There are 241 state parks in Oregon, providing a wide variety of recreational and learning experiences ranging from public beaches along the coast to quiet campgrounds along major highways to scenic and historic attractions throughout the state.

Oregon’s state parks:

    • Encompass 99,440 acres (as of July 1, 2008).
    • In 2007, hosted 41.2 day-use (ranked 5th nationally) and 2.4 million overnight visits (ranked 8th nationally).
    • Generate nearly $500 million for local economies.
    • Include 56 parks with overnight accomodations.
    • Offer a total 5,575 standard campground sites and 49 group camping areas.
    • Include 174 day-use areas, with a total of ~6,400 picnic sites and 77 picnic shelters.
    • Have approximately 500 miles of recreational trails and 265 miles of roads (176 miles paved).
    • Preserve 362 miles of ocean shore.
    • Include 47 parks with boat launches and 23 parks with hiker-biker camps.
    • Offer meeting halls in 10 parks.
    • Include visitor centers or museums in nine parks.

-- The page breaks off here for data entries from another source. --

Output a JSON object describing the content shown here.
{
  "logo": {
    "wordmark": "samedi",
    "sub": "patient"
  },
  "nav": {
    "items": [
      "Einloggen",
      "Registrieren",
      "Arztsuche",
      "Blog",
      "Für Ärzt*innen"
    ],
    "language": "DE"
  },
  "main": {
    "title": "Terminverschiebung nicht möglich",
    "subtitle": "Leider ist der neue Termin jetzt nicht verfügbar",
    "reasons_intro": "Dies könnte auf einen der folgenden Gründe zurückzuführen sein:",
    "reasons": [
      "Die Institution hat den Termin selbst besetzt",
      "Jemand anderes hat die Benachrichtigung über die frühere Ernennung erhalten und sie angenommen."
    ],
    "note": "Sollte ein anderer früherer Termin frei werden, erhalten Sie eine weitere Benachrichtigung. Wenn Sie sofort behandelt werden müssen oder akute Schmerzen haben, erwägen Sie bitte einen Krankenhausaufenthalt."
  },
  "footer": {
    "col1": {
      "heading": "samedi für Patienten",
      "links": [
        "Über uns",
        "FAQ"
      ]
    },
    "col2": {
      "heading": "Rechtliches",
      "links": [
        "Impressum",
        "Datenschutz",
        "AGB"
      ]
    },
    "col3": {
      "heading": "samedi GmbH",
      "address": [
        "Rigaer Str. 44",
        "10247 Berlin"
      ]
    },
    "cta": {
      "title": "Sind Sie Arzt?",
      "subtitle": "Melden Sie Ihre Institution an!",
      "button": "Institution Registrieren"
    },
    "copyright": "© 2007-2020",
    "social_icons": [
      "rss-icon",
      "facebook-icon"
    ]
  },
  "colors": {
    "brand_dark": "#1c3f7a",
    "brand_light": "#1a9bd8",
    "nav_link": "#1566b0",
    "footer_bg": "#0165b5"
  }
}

In 2007, nearly 38,500 volunteers donated more than 464,222 hours at Oregon state parks. The estimated value of their donated volunteer work was over $8 million.

Today, more than one-third of the total land classified as a state park in Oregon was donated by individuals, families and businesses.

In 1998, Ballot Measure 66 created the Parks and Natural Resource Fund (PNRF) by dedicating 15 percent of the state’s lottery revenue for state parks and salmon recovery.  This important legislation earmarked half of the revenue to create and maintain state parks, historic sites and recreation areas. Today, lottery revenues provide about 42% of the funding needed to maintain and enhance Oregon State Parks.

Since July 1997, OPRD has spent nearly $19.5 million in lottery money on goods and services through its Parks and Prisons Partnership Program.  Oregon Department of Corrections inmates have produced many products including 66 pre-fabricated cabins, 97 yurts, 2,642 interior furnishings, 192 boat docks, 159 park gates, 236 kiosk structures, 28,983 signs, 3,866 fire rings, and 5,022 picnic tables.

About half of region’s state park campgrounds do not need a reservation.  You just show up at the park.  However, 39 of the most popular campgrounds are reservable up to nine months in advance, but no fewer than two days before your stay.

Oregon State Parks Campsite Reservations (Reservations Northwest): 800-452-5687
General Information about Oregon State Parks: 800-551-6949